→ **Assignment**:
Copy every line of the material below word for word.
......
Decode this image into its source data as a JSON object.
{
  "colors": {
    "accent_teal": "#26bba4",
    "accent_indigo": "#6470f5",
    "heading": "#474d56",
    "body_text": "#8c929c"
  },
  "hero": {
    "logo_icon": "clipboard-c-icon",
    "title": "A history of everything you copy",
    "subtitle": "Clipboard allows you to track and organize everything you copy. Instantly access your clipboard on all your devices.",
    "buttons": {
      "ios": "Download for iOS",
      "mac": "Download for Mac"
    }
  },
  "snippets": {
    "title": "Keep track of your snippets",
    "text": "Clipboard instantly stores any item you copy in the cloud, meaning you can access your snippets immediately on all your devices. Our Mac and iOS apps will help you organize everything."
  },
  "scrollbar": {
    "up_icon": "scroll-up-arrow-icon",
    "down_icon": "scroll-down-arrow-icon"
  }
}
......
→ **Final answer**:
Decode this image into its source data as a JSON object.
{
  "colors": {
    "accent_teal": "#26bba4",
    "accent_indigo": "#6470f5",
    "heading": "#474d56",
    "body_text": "#8c929c"
  },
  "hero": {
    "logo_icon": "clipboard-c-icon",
    "title": "A history of everything you copy",
    "subtitle": "Clipboard allows you to track and organize everything you copy. Instantly access your clipboard on all your devices.",
    "buttons": {
      "ios": "Download for iOS",
      "mac": "Download for Mac"
    }
  },
  "snippets": {
    "title": "Keep track of your snippets",
    "text": "Clipboard instantly stores any item you copy in the cloud, meaning you can access your snippets immediately on all your devices. Our Mac and iOS apps will help you organize everything."
  },
  "scrollbar": {
    "up_icon": "scroll-up-arrow-icon",
    "down_icon": "scroll-down-arrow-icon"
  }
}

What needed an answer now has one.